> _What is expected_: Work through the entries below and report how many lines include "name". The number alone is the answer.

> _Data supplied_:
========

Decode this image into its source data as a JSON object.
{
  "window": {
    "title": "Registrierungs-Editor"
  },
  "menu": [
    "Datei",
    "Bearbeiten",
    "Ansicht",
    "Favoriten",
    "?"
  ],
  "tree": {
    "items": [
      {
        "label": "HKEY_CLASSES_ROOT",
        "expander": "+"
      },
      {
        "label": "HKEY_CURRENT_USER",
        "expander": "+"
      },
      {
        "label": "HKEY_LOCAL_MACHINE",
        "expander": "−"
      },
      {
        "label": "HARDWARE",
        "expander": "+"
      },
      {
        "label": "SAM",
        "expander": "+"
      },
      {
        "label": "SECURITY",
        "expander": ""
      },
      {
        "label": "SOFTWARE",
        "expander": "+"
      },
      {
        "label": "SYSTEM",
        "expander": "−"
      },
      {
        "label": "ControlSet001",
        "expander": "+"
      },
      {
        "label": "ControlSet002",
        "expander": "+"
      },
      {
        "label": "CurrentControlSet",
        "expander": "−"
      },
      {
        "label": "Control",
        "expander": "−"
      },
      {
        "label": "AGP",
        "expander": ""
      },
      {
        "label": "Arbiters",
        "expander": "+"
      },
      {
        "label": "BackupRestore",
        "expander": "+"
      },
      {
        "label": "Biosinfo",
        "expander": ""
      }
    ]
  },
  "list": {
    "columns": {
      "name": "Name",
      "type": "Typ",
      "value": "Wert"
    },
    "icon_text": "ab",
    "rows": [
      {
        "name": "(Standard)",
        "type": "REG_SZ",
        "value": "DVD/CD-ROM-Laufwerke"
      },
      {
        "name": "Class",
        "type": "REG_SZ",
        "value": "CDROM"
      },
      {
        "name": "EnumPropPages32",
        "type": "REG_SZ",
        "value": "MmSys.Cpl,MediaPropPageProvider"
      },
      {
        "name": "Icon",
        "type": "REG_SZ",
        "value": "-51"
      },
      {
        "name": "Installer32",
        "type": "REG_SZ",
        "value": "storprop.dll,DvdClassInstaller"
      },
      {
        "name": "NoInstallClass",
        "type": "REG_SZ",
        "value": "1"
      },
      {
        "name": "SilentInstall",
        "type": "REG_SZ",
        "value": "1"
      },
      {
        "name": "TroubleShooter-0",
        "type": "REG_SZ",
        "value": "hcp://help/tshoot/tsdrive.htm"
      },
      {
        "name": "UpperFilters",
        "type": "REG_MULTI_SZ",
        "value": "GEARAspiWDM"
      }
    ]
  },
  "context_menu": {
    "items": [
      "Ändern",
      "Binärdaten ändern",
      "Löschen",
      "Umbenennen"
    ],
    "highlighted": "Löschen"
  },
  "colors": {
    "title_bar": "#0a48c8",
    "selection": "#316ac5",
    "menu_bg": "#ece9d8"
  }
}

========

> _Solution to the problem_: 10